It wasn't until eight long years had passed, in late 1925, when the British government finally and categorically denied the truth of the Corpse Conversion Factory. Secretary of State for Foreign Affairs, Sir Austen Chamberlain said in a statement before the House of Commons that there was never any foundation for the story. Long before then it had been discovered that the first Belgian newspaper to “publish” the story had ceased to exist before 1917. In fact, the whole thing had been concocted by Brigadier General John Charteris who was once British Chief of Intelligence. He later bragged about this in a speech at the National Arts Club in New York City. He said he was looking at two photographs, one of dead German soldiers being unloaded from trains for burial and the other showing dead horses in train cars being taken for processing into fertilizer. Using scissors and paste on the two captions, he created the inscription “German cadavers on Their Way to the Soap Factory” under the picture of the dead German soldiers.
Charteris did not realize there was a reporter present during his boastful speech and later complained that he was misunderstood. He claimed he'd been misquoted and, as if to provide irrefutable evidence that the reporter had got it all wrong, he said he'd been in British Intelligence and therefore had nothing to do with propaganda. His protestations were generally disregarded in what was considered one of the worst and damaging atrocity lies of World War One.
There followed much editorializing about the evils and brutalities of war, about propaganda and, in particular, the lessons of the famous “Kadaver” story. In an attempt to wring out even a shred of good from the whole revolting, sordid episode, one editorial found an encouraging sign. The fact that a lie about such a horrid act had been concocted in the first place in order to arouse men to fury spoke well of modern man's propensity for decency. That was the best spin they could put on the great German atrocity that wasn't.
The Germans certainly didn't forget the lesson they'd been handed. The outright lie had achieved the desired result. The fact that it was exposed as a big lie years later meant nothing. During the war, millions had believed that the Germans actually melted down their own dead for soap. The Nazis certainly learned about the Big Lie. Their own propaganda machine would become so much more efficient the next time around.

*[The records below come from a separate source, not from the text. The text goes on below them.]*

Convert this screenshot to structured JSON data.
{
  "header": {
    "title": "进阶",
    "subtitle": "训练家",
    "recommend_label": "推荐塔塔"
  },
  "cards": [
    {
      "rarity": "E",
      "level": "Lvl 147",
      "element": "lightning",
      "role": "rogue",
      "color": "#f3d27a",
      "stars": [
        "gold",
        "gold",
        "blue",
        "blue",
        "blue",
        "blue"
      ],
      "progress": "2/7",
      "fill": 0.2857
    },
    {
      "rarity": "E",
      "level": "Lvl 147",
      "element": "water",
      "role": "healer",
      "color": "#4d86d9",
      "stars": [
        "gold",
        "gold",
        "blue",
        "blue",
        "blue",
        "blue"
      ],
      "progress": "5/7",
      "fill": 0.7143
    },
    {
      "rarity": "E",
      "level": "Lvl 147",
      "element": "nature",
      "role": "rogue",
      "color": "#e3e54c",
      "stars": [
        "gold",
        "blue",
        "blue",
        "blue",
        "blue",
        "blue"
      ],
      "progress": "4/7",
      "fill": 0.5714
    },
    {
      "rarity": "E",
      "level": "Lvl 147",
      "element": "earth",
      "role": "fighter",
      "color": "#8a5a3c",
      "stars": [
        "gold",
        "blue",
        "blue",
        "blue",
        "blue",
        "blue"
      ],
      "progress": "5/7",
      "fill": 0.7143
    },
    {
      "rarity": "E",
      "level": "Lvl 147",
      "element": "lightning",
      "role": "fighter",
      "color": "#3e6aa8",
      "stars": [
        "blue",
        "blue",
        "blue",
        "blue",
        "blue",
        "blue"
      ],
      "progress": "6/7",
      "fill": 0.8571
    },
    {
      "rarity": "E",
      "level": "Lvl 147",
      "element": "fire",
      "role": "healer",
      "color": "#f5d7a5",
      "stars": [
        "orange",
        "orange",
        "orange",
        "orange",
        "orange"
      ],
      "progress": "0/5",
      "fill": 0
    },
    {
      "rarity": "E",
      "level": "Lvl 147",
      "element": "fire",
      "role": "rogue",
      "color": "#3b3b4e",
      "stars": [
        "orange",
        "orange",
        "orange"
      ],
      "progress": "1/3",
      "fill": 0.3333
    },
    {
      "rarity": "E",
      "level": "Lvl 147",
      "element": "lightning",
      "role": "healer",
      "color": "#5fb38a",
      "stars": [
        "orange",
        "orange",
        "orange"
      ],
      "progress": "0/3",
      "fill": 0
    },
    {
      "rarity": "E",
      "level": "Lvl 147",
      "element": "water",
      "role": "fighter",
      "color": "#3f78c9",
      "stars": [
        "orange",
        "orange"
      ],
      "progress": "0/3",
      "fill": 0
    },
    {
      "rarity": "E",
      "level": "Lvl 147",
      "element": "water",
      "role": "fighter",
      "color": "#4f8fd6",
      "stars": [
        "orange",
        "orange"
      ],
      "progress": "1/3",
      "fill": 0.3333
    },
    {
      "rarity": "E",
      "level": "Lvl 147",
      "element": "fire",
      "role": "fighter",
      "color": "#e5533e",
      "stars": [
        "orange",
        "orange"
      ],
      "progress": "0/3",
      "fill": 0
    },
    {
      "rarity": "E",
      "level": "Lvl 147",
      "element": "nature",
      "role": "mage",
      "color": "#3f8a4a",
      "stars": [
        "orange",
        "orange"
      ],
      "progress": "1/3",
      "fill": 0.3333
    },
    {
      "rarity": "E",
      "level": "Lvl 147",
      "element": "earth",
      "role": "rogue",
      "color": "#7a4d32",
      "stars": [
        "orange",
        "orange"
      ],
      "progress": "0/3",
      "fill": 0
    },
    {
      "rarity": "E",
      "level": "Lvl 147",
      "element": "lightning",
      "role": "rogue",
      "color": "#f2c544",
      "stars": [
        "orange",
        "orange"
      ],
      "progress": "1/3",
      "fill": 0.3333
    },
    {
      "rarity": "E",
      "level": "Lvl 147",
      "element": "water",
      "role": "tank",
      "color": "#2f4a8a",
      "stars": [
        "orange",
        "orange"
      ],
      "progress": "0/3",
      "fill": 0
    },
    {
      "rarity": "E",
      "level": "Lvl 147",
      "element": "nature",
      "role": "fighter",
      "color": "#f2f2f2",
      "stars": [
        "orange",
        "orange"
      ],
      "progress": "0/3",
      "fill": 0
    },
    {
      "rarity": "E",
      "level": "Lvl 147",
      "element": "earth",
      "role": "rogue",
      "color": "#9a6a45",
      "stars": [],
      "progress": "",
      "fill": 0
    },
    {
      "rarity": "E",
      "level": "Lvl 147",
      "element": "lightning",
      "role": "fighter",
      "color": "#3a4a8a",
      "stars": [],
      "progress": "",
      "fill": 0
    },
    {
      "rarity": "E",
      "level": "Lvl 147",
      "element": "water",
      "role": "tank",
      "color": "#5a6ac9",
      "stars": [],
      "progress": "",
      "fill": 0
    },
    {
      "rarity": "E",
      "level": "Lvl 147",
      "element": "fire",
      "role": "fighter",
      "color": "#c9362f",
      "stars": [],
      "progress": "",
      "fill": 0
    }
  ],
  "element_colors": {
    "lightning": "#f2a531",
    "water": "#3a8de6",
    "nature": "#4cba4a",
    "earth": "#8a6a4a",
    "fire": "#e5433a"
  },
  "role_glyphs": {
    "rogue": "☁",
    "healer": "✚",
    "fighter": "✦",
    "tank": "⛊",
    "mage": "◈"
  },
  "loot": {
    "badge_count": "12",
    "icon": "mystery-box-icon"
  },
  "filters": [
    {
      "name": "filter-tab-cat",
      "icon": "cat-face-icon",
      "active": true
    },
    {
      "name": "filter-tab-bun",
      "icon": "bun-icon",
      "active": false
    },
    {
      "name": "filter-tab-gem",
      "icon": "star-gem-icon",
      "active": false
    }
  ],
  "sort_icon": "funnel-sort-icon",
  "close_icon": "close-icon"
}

The British and the American people also learned a lesson: “These frank admissions of wholesale lying on the part of trusted Governments in the last war will not soon be forgotten.” And so later, when stories of Jews being put into ovens started to circulate, they were rather too horrible to believe-- just like in the last war.